Baking bread is addictive. Every bread book says so. I don’t know what it is about, but even though bread is fussy and doesn’t always turn out as it should it’s the most satisfying of all bakes.
I bought lately a few cookbooks. Apparently, nature needs balance, so even if I restricted myself from buying new cookbooks for a few month I have a feeling that a number of cookbooks at the end will be the same, as I easily catch up with following months. One of my new treasures is Brilliant bread by James Morton. The reviews I’ve read were amazing, they said it’s the best bread book ever. I have to agree, but I don’t have a big bread book collection.
James’s book is warm and straightforward, his voice is so natural like you would have chat with him in a kitchen. Photos are great and where needed there is step-by-step photo tutorial. The book covers all the basics from what ingredients you should use and why, how to knead the dough, how to shape it, how to make sourdough, basically everything you should know about bread. Did I say bread too many times?
I’m still baking my way through the first chapter of basics bread, the basic white bread is really good, crusty rolls turned out ok, even though almost all bread rolls I bake are heavy like rocks (it must be bad karma or something), pizza was delicious, wholemeal bread is just proving and focaccia got approval from Tomek’s Italian friend.
This focaccia is soft and tasty, it has a crumb that makes me happy, it looks like a proper focaccia and was pretty easy to make. It takes some time to make it, but most of it you spend just waiting.
I’ve made two versions, the basic one and garlic and olives.
Foccacia with olives and garlic
For 33×20cm pan
- 50g olive oil, extra for drizzling
- 2 garlic cloves, minced
- 500g strong white flour
- 10g salt
- 7g fast-action yeast
- 400g tepid water
- a handful of green olives, chopped
- leaves from a few thyme sprigs
- sea salt for sprinkling
Place olive oil and garlic into a small pot and let it simmer over low heat for a few minutes. The garlic should be cooked but not golden. Let it cool. In a large bowl place flour. With your fingers rub in yeast on one side and salt on the opposite. (yeast get killed in contact with salt).
Add water and 40g of garlic olive oil and stir it with a wooden spoon until everything combines nicely. Cover the bowl with a tea towel or cling film and let it rest for 40 minutes until it rises a little.
Stretch and fold a few times with oiled hands until dough starts hold its shape better.

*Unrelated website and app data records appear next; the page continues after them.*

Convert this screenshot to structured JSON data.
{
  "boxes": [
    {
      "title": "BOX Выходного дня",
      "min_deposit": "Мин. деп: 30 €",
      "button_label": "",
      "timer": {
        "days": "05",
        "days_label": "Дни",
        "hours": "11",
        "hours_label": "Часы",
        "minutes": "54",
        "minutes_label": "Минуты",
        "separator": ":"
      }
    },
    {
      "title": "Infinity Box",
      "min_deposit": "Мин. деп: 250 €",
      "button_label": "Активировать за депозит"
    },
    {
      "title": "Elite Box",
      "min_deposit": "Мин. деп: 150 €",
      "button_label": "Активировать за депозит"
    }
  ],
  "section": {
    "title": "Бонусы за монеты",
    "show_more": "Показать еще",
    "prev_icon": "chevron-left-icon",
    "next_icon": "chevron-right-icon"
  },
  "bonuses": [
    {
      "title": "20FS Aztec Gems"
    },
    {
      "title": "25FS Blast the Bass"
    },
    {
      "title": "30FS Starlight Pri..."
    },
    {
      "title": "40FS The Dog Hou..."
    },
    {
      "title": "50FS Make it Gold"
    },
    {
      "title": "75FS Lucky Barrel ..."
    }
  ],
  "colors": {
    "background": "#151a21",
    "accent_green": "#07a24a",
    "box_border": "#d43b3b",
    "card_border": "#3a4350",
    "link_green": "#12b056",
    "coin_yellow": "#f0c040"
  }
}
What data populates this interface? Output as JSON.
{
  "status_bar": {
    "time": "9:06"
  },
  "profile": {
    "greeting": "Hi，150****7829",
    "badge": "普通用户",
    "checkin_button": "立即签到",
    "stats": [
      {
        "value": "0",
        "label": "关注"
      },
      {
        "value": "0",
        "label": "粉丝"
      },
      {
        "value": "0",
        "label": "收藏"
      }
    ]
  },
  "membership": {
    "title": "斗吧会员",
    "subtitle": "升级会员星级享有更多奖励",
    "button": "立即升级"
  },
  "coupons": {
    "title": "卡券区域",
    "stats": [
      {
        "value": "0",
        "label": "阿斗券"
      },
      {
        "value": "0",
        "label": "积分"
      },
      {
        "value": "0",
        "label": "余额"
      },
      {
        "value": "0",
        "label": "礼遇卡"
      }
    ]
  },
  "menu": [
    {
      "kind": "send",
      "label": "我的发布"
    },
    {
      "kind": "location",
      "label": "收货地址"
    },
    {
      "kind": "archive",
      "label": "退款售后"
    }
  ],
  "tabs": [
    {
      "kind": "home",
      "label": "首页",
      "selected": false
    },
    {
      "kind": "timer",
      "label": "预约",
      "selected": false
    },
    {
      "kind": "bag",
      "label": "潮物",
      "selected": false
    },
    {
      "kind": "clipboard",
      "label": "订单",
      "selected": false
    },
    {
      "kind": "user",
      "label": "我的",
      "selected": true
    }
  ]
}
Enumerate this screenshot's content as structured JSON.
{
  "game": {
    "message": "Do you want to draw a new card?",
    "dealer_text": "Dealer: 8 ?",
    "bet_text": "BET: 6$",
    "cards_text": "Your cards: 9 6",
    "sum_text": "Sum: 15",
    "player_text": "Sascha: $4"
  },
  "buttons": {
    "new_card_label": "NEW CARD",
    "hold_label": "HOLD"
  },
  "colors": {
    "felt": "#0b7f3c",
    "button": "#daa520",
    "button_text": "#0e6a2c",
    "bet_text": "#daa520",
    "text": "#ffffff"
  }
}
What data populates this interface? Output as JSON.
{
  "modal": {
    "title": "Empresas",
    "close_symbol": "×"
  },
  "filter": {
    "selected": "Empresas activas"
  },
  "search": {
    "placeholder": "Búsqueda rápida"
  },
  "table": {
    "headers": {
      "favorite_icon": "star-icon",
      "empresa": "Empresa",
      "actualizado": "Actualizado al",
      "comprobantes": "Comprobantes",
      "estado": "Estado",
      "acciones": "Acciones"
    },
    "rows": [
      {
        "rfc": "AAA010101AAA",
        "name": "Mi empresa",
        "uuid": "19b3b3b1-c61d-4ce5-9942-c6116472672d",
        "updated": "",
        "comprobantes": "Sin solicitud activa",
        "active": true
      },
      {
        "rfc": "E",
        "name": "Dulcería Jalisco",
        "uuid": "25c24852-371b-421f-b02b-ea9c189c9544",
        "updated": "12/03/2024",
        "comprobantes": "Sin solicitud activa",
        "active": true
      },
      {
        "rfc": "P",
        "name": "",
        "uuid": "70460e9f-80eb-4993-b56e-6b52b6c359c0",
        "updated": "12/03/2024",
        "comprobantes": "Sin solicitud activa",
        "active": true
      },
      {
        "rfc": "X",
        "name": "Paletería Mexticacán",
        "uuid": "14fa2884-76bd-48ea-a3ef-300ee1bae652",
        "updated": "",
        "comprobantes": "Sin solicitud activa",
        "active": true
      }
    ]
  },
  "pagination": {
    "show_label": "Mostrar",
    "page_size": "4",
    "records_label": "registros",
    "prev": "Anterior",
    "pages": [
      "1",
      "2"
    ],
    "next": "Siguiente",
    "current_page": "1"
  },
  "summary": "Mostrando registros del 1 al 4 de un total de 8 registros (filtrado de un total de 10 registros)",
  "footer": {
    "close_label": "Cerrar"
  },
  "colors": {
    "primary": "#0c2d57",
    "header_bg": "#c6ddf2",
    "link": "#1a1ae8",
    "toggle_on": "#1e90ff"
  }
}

Cover the bowl with a tea towel or cling film and let it rest for 50 minutes until it doubles in size.
Oil the baking pan and spread the dough evenly. Let it prove for 50 minutes. 20 minutes before you plan to bake, preheat the oven to 220°C. Dab the dough with your fingers, drizzle it with remaining oil, sprinkle with olives, thyme, and salt. Bake for 20-25 minutes until golden.